Pipeline politics will constantly preoccupy the government, but a change in government may be a good first step. Alberta’s current regulatory environment has made it nearly impossible to get approvals or shovels in the ground as opponents hold a virtual veto in the system. With competitors like the U.S. with its own oil and B.C. with natural gas moving aggressively to capture market share and/or block Alberta from tidewater, as well as recent Chinese moves to cancel canola purchases from Canada, the reality is Kenney faces problems that he alone can’t fix.
Alberta is reliant on others for cooperation, which may be counter to those other parties’ economic interests. While a change in attitude or government in Ottawa may bring better conditions, how that translates on the ground in a world that has changed significantly from the halcyon days of Alberta’s oil dominance remains to be seen and could be slow to produce dividends. It will take a deft hand and all of Jason Kenney’s political skills to produce wins and patience on the part of those who may be seeking instant gratification.
We can also expect the government to move beyond pipeline politics and pursue an “open for business” agenda with reduced red tape and slashes to government spending. He will align himself with his provincial peers to oppose the Liberals’ regulation and big-spending agenda.
This election also has ramifications for the upcoming federal campaign. With Kenney’s win, conservative premiers now govern five of ten provinces (whereas when Trudeau became Prime Minister, only one province was conservative). With strong personalities in Ontario Premier Doug Ford and Kenney and with allies in other provinces, conservatives at the provincial level are aligned in advance of the 2019 election.

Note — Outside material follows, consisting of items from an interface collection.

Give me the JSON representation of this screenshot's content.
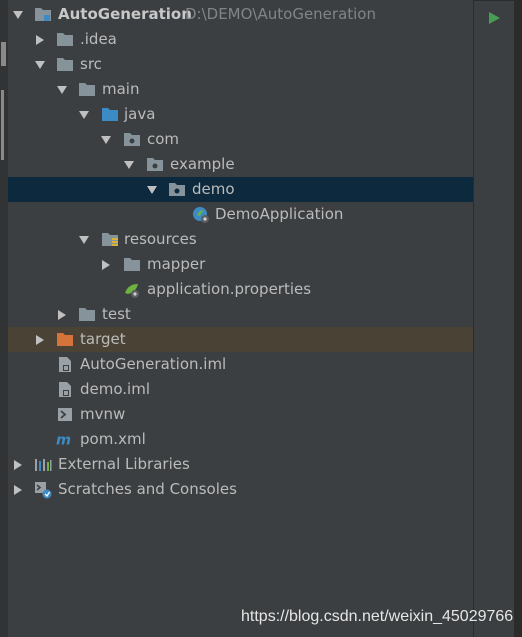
{
  "project": {
    "name": "AutoGeneration",
    "path": "D:\\DEMO\\AutoGeneration"
  },
  "tree": {
    "idea": ".idea",
    "src": "src",
    "main": "main",
    "java": "java",
    "com": "com",
    "example": "example",
    "demo": "demo",
    "demo_application": "DemoApplication",
    "resources": "resources",
    "mapper": "mapper",
    "application_properties": "application.properties",
    "test": "test",
    "target": "target",
    "autogeneration_iml": "AutoGeneration.iml",
    "demo_iml": "demo.iml",
    "mvnw": "mvnw",
    "pom_xml": "pom.xml",
    "external_libraries": "External Libraries",
    "scratches": "Scratches and Consoles"
  },
  "icons": {
    "folder": "folder-icon",
    "source_folder": "source-folder-icon",
    "package": "package-icon",
    "resources_folder": "resources-folder-icon",
    "excluded_folder": "excluded-folder-icon",
    "spring_class": "spring-boot-class-icon",
    "spring_properties": "spring-properties-icon",
    "module_file": "module-file-icon",
    "shell_script": "shell-script-icon",
    "maven": "maven-icon",
    "libraries": "libraries-icon",
    "scratches": "scratches-icon",
    "run": "run-icon"
  },
  "colors": {
    "background": "#3c3f41",
    "selection": "#0d293e",
    "excluded_row": "#4a4235",
    "text": "#bbbbbb",
    "path_text": "#7f8588",
    "folder": "#87939a",
    "source_folder": "#3d8bc4",
    "excluded_folder": "#d4733a",
    "run_green": "#499c54"
  },
  "watermark": "https://blog.csdn.net/weixin_45029766"
}
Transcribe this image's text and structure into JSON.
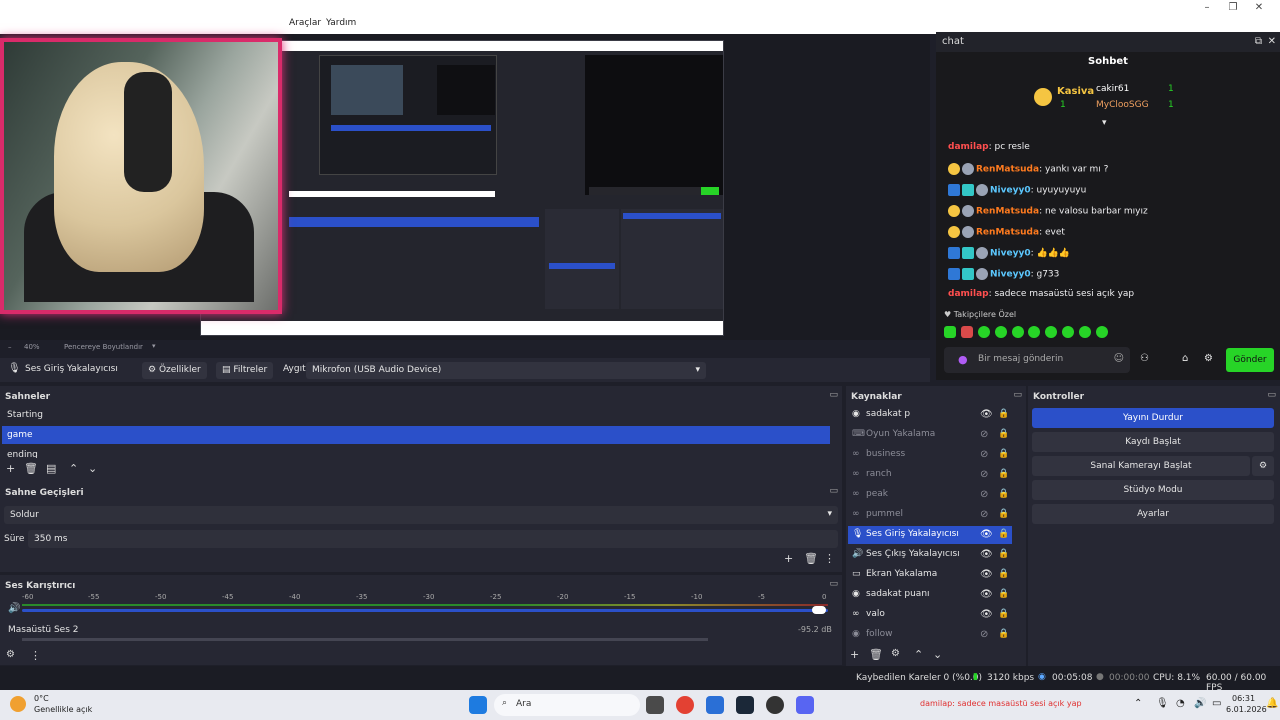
{
  "menu": {
    "tools": "Araçlar",
    "help": "Yardım"
  },
  "preview": {
    "zoom": "40%",
    "resize_label": "Pencereye Boyutlandır"
  },
  "chat": {
    "header_title": "chat",
    "panel_title": "Sohbet",
    "leaderboard": [
      {
        "name": "Kasiva",
        "value": "1"
      },
      {
        "name": "cakir61",
        "value": "1"
      },
      {
        "name": "MyClooSGG",
        "value": "1"
      }
    ],
    "messages": [
      {
        "user": "damilap",
        "text": ": pc resle",
        "color": "#ff4f4f"
      },
      {
        "user": "RenMatsuda",
        "text": ": yankı var mı ?",
        "color": "#ff7b1f"
      },
      {
        "user": "Niveyy0",
        "text": ": uyuyuyuyu",
        "color": "#5cc8ff"
      },
      {
        "user": "RenMatsuda",
        "text": ": ne valosu barbar mıyız",
        "color": "#ff7b1f"
      },
      {
        "user": "RenMatsuda",
        "text": ": evet",
        "color": "#ff7b1f"
      },
      {
        "user": "Niveyy0",
        "text": ": 👍👍👍",
        "color": "#5cc8ff"
      },
      {
        "user": "Niveyy0",
        "text": ": g733",
        "color": "#5cc8ff"
      },
      {
        "user": "damilap",
        "text": ": sadece masaüstü sesi açık yap",
        "color": "#ff4f4f"
      }
    ],
    "followers_label": "Takipçilere Özel",
    "input_placeholder": "Bir mesaj gönderin",
    "send_label": "Gönder"
  },
  "properties_bar": {
    "source_name": "Ses Giriş Yakalayıcısı",
    "properties_label": "Özellikler",
    "filters_label": "Filtreler",
    "device_label": "Aygıt",
    "device_value": "Mikrofon (USB Audio Device)"
  },
  "scenes": {
    "title": "Sahneler",
    "items": [
      "Starting",
      "game",
      "ending"
    ],
    "selected": "game"
  },
  "transitions": {
    "title": "Sahne Geçişleri",
    "type": "Soldur",
    "duration_label": "Süre",
    "duration_value": "350 ms"
  },
  "mixer": {
    "title": "Ses Karıştırıcı",
    "ticks": [
      "-60",
      "-55",
      "-50",
      "-45",
      "-40",
      "-35",
      "-30",
      "-25",
      "-20",
      "-15",
      "-10",
      "-5",
      "0"
    ],
    "channel_name": "Masaüstü Ses 2",
    "channel_db": "-95.2 dB"
  },
  "sources": {
    "title": "Kaynaklar",
    "items": [
      {
        "name": "sadakat p",
        "icon": "globe-icon",
        "visible": true
      },
      {
        "name": "Oyun Yakalama",
        "icon": "gamepad-icon",
        "visible": false
      },
      {
        "name": "business",
        "icon": "link-icon",
        "visible": false
      },
      {
        "name": "ranch",
        "icon": "link-icon",
        "visible": false
      },
      {
        "name": "peak",
        "icon": "link-icon",
        "visible": false
      },
      {
        "name": "pummel",
        "icon": "link-icon",
        "visible": false
      },
      {
        "name": "Ses Giriş Yakalayıcısı",
        "icon": "microphone-icon",
        "visible": true
      },
      {
        "name": "Ses Çıkış Yakalayıcısı",
        "icon": "speaker-icon",
        "visible": true
      },
      {
        "name": "Ekran Yakalama",
        "icon": "monitor-icon",
        "visible": true
      },
      {
        "name": "sadakat puanı",
        "icon": "globe-icon",
        "visible": true
      },
      {
        "name": "valo",
        "icon": "link-icon",
        "visible": true
      },
      {
        "name": "follow",
        "icon": "globe-icon",
        "visible": false
      }
    ],
    "selected": "Ses Giriş Yakalayıcısı"
  },
  "controls": {
    "title": "Kontroller",
    "stop_stream": "Yayını Durdur",
    "start_recording": "Kaydı Başlat",
    "start_virtual_cam": "Sanal Kamerayı Başlat",
    "studio_mode": "Stüdyo Modu",
    "settings": "Ayarlar"
  },
  "status": {
    "dropped_frames": "Kaybedilen Kareler 0 (%0.0)",
    "bitrate": "3120 kbps",
    "stream_time": "00:05:08",
    "record_time": "00:00:00",
    "cpu": "CPU: 8.1%",
    "fps": "60.00 / 60.00 FPS"
  },
  "taskbar": {
    "weather_temp": "0°C",
    "weather_desc": "Genellikle açık",
    "search_placeholder": "Ara",
    "time": "06:31",
    "date": "6.01.2026",
    "ticker": "damilap: sadece masaüstü sesi açık yap"
  },
  "colors": {
    "accent": "#2b50c9",
    "send": "#27d427",
    "highlight_pink": "#d92b6a",
    "dock_bg": "#262733"
  }
}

Prime Minister Trudeau will certainly want to fire back on issues like climate change and can unite progressives under his leadership. One thing is clear: the first shots of the federal campaign have been fired.